Pippa Little
‘St. Leonore and the Robin’
Winner

Helen Overell
‘Camel’

Cathy Bryant
‘Noticing Cards While Eating Stuffing’

Alexandra Davis
‘Offering’

Will Johnson
‘What Wish’

Sarah Rowland Jones
‘Gabriel’s Greeting’

Gina Wilson
‘A Child for Our World’

Nancy Charley
‘On Losing my Voice at Christmas’

Nicola Healey
‘Two Pheasants’

Philip Rush
‘Daylight is in Short Supply’

Sarah Westcott
‘Guardians’

Wendy Klein
‘The Usual Suspects’

 

The Twelve Poems for Christmas pamphlet is publishing on 01 December, but you can pre-order your copy now. Why not post it to someone you love instead of a card? That is, if you can bear to part with it…

Don’t forget: you can claim 20% off when you become a registered user on our website.

 

 

Friday Poem – ‘Lear Father’, Paul Deaton

Our Friday Poem this week is ‘Lear Father’ from Paul Deaton’s recently published debut, A Watchful Astronomy.
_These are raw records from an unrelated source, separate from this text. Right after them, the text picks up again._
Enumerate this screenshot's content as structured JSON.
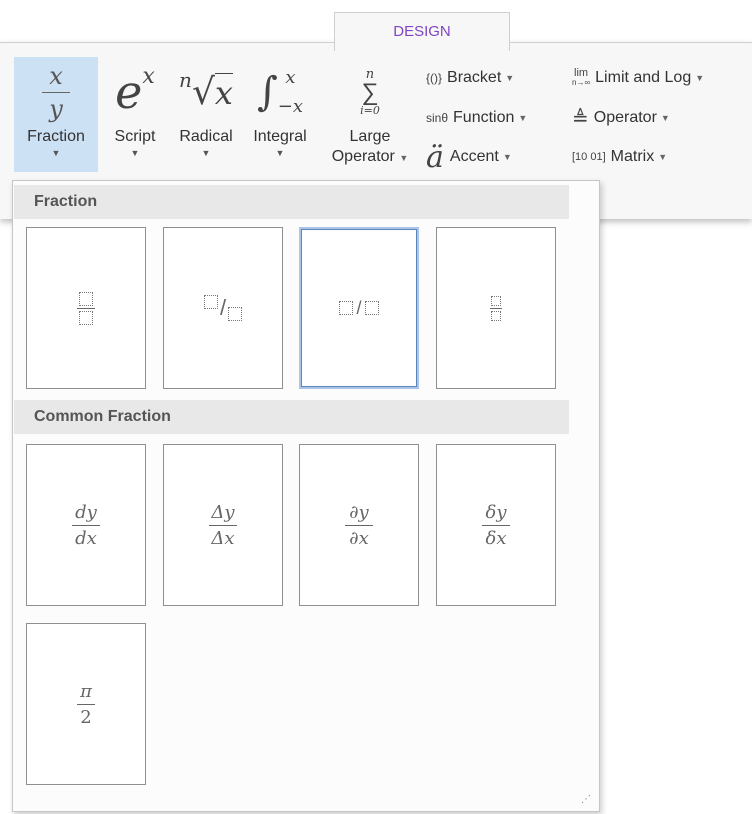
{
  "ribbon": {
    "tab": "DESIGN",
    "accent_color": "#7f45c4",
    "buttons": {
      "fraction": {
        "label": "Fraction",
        "icon": "fraction-icon"
      },
      "script": {
        "label": "Script",
        "icon": "script-icon"
      },
      "radical": {
        "label": "Radical",
        "icon": "radical-icon"
      },
      "integral": {
        "label": "Integral",
        "icon": "integral-icon"
      },
      "large_operator": {
        "label_line1": "Large",
        "label_line2": "Operator",
        "icon": "summation-icon"
      }
    },
    "small_buttons": {
      "bracket": "Bracket",
      "function": "Function",
      "accent": "Accent",
      "limit_log": "Limit and Log",
      "operator": "Operator",
      "matrix": "Matrix"
    },
    "icons": {
      "fraction_num": "x",
      "fraction_den": "y",
      "script_base": "e",
      "script_sup": "x",
      "radical_index": "n",
      "radical_arg": "x",
      "integral_upper": "x",
      "integral_lower": "−x",
      "sum_upper": "n",
      "sum_lower": "i=0",
      "bracket_icon": "{()}",
      "function_icon": "sinθ",
      "accent_icon": "ä",
      "limit_icon": "lim",
      "limit_sub": "n→∞",
      "operator_icon": "≜",
      "matrix_icon": "[10 01]"
    }
  },
  "gallery": {
    "section_fraction": "Fraction",
    "section_common": "Common Fraction",
    "common": [
      {
        "num": "dy",
        "den": "dx"
      },
      {
        "num": "Δy",
        "den": "Δx"
      },
      {
        "num": "∂y",
        "den": "∂x"
      },
      {
        "num": "δy",
        "den": "δx"
      },
      {
        "num": "π",
        "den": "2"
      }
    ]
  }
}
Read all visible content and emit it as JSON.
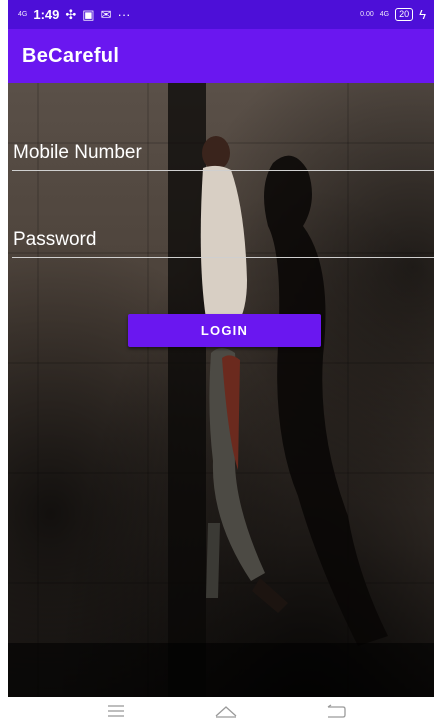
{
  "status_bar": {
    "signal_small": "4G",
    "time": "1:49",
    "icons": [
      "fan-icon",
      "gallery-icon",
      "mail-icon",
      "more-icon"
    ],
    "more": "···",
    "data_rate": "0.00",
    "network": "4G",
    "battery": "20"
  },
  "app_bar": {
    "title": "BeCareful"
  },
  "form": {
    "mobile_placeholder": "Mobile Number",
    "password_placeholder": "Password",
    "login_label": "LOGIN"
  },
  "nav_bar": {
    "buttons": [
      "menu-icon",
      "home-icon",
      "back-icon"
    ]
  },
  "colors": {
    "status_bar": "#4d0fd8",
    "app_bar": "#6a17f0",
    "button": "#6a17f0"
  }
}
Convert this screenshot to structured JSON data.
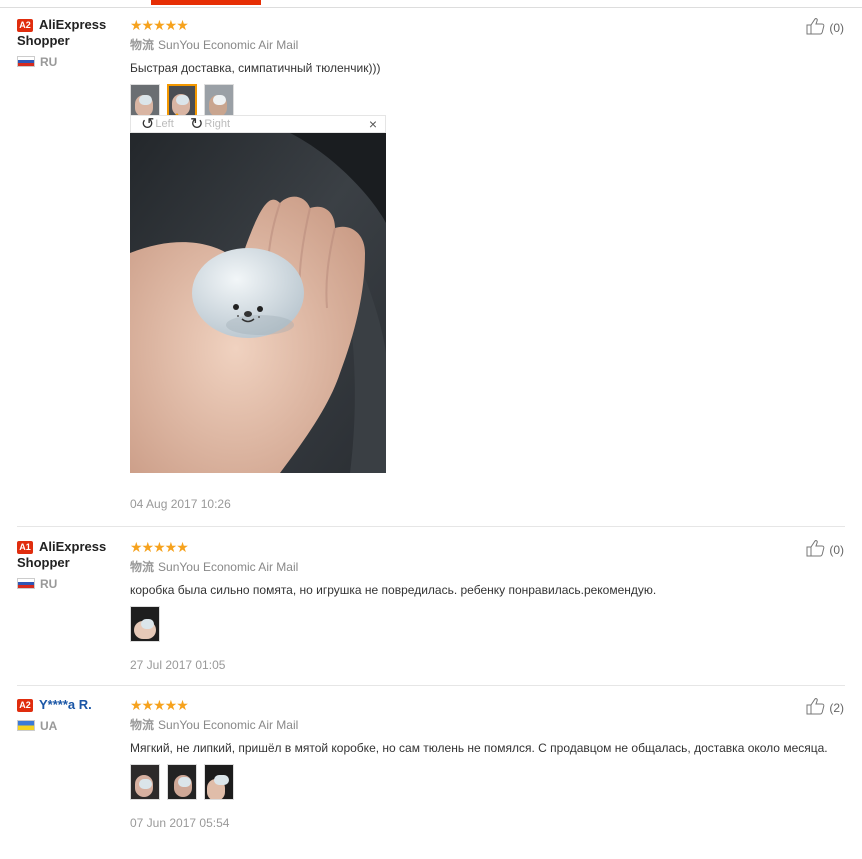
{
  "reviews": [
    {
      "badge": "A2",
      "name": "AliExpress Shopper",
      "country": "RU",
      "rating": 5,
      "stars_text": "★★★★★",
      "shipping_label": "物流",
      "shipping": "SunYou Economic Air Mail",
      "text": "Быстрая доставка, симпатичный тюленчик)))",
      "photos": 3,
      "date": "04 Aug 2017 10:26",
      "helpful": "(0)"
    },
    {
      "badge": "A1",
      "name": "AliExpress Shopper",
      "country": "RU",
      "rating": 5,
      "stars_text": "★★★★★",
      "shipping_label": "物流",
      "shipping": "SunYou Economic Air Mail",
      "text": "коробка была сильно помята, но игрушка не повредилась. ребенку понравилась.рекомендую.",
      "photos": 1,
      "date": "27 Jul 2017 01:05",
      "helpful": "(0)"
    },
    {
      "badge": "A2",
      "name": "Y****a R.",
      "country": "UA",
      "rating": 5,
      "stars_text": "★★★★★",
      "shipping_label": "物流",
      "shipping": "SunYou Economic Air Mail",
      "text": "Мягкий, не липкий, пришёл в мятой коробке, но сам тюлень не помялся. С продавцом не общалась, доставка около месяца.",
      "photos": 3,
      "date": "07 Jun 2017 05:54",
      "helpful": "(2)"
    }
  ],
  "viewer": {
    "rotate_left": "Left",
    "rotate_right": "Right",
    "close": "×"
  },
  "colors": {
    "accent": "#e62e04",
    "star": "#f6a21d",
    "badge": "#e02d0e"
  }
}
Paul Deaton A Watchful AstronomyWelsh-raised and Bristol-based, Paul Deaton has produced a debut collection full of poems that are quietly precise, yet full of powerful emotion.
Deaton’s poems are finely attuned and alert to the tensions in relationships, partly attributable to a difficult father figure, ‘like a wounded bear’, who haunts much of this book – including our featured poem today, ‘Lear Father’. Nature is also a guiding presence in this collection, and is often embodied by a wintery landscape.
A Watchful Astronomy is a Poetry Book Society Recommendation for Winter 2017.

 

Friday Poem Lear Father Paul Deaton

 

 

 

 

 

 

 

 

 

A Watchful Astronomy is available from the Seren website: £9.99
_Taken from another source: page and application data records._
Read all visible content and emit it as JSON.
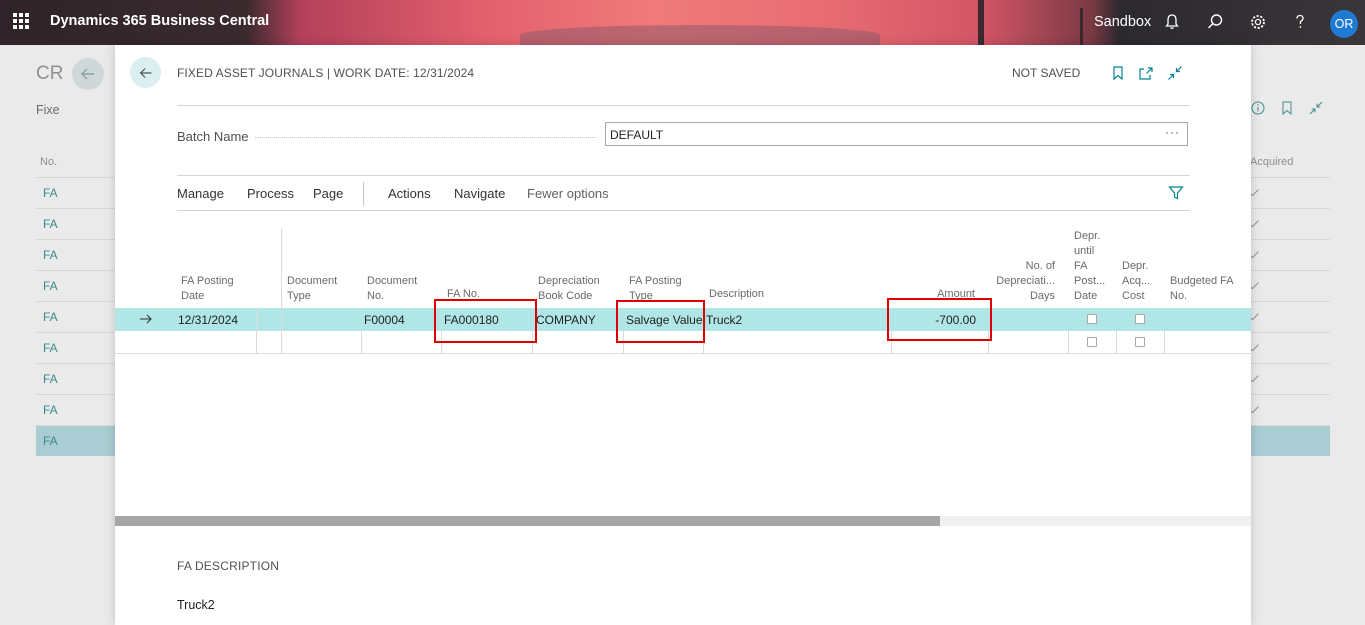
{
  "appbar": {
    "title": "Dynamics 365 Business Central",
    "environment": "Sandbox",
    "avatar_initials": "OR",
    "icons": [
      "app-launcher-icon",
      "bell-icon",
      "search-icon",
      "gear-icon",
      "help-icon"
    ]
  },
  "background_page": {
    "title": "CR",
    "subtitle": "Fixe",
    "col_no": "No.",
    "col_acquired": "Acquired",
    "rows": [
      "FA",
      "FA",
      "FA",
      "FA",
      "FA",
      "FA",
      "FA",
      "FA",
      "FA"
    ]
  },
  "modal": {
    "title": "FIXED ASSET JOURNALS | WORK DATE: 12/31/2024",
    "status": "NOT SAVED",
    "batch_name_label": "Batch Name",
    "batch_name_value": "DEFAULT",
    "batch_more": "···",
    "actions": [
      "Manage",
      "Process",
      "Page",
      "Actions",
      "Navigate",
      "Fewer options"
    ],
    "columns": {
      "fa_posting_date": [
        "FA Posting",
        "Date"
      ],
      "document_type": [
        "Document",
        "Type"
      ],
      "document_no": [
        "Document",
        "No."
      ],
      "fa_no": [
        "FA No."
      ],
      "depreciation_book_code": [
        "Depreciation",
        "Book Code"
      ],
      "fa_posting_type": [
        "FA Posting",
        "Type"
      ],
      "description": [
        "Description"
      ],
      "amount": [
        "Amount"
      ],
      "no_of_depreciation_days": [
        "No. of",
        "Depreciati...",
        "Days"
      ],
      "depr_until_fa_posting_date": [
        "Depr.",
        "until",
        "FA",
        "Post...",
        "Date"
      ],
      "depr_acq_cost": [
        "Depr.",
        "Acq...",
        "Cost"
      ],
      "budgeted_fa_no": [
        "Budgeted FA",
        "No."
      ]
    },
    "row": {
      "fa_posting_date": "12/31/2024",
      "document_type": "",
      "document_no": "F00004",
      "fa_no": "FA000180",
      "depreciation_book_code": "COMPANY",
      "fa_posting_type": "Salvage Value",
      "description": "Truck2",
      "amount": "-700.00",
      "no_of_depreciation_days": "",
      "depr_until_fa_posting_date": false,
      "depr_acq_cost": false,
      "budgeted_fa_no": ""
    },
    "fa_description_label": "FA DESCRIPTION",
    "fa_description_value": "Truck2"
  },
  "colors": {
    "accent": "#00838f",
    "selected_row": "#b0e6e6",
    "highlight_box": "#e00000",
    "avatar": "#1f7ad4"
  }
}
Join our free Book Club for 20% off every book you buy from us.

 

 

Free poetry alert – enjoy samples from all our 2017 collections

Free poetry Seren sampler 2017

Who doesn’t love a freebie? We’ve put together something a little special for  all you poetry lovers – the Seren Poetry Sampler 2017. This free PDF is now available to download, and contains a free poem from each of our 2017 collections.

It also contains an exclusive 30% discount code – so when you inevitably fall in love with all ten books, you won’t break the bank.

Free poetry pamphlet

 

 

 

 

 

 

There are a number of poems from striking debut collections: ‘Lake Fever’ from Polly Atkin’s Basic Nest Architecture, ‘The Coffin Hut’ from Paul Deaton’s PBS-Recommended debut A Watchful Astronomy, and ‘The Walking Wed’, Emily Blewitt’s Walking Dead-inspired poem from This Is Not A Rescue.

Experienced poets Siobhán Campbell, Martyn Crucefix, and Graham Mort feature too, with poems from fresh new collections: ‘Why Islanders Don’t Kiss Hello’ (Heat Signature), ‘R-O-M-J-X’ (The Lovely Disciplines), ‘Froglet’ (Black Shiver Moss), alongside ‘Closing Down’ from Robert Walton’s long-awaited second collection, Sax Burglar Blues.

There are also poems from two new pamphlets: ‘The Birds’ from Brood by Wales Book of the Year winner Rhian Edwards, and ‘Howlet’ by promising young poet Yvonne Reddick, from Translating Mountains, winner of the 2016 Mslexia Poetry Prize.

A final treat is ‘Hare’, a poem by Carolyn Jess-Cooke from the Writing Motherhood anthology, which brings together poetry, essays and interviews on the subjects of motherhood and creativity.

 

Download the Seren Poetry Sampler 2017 for free from our website.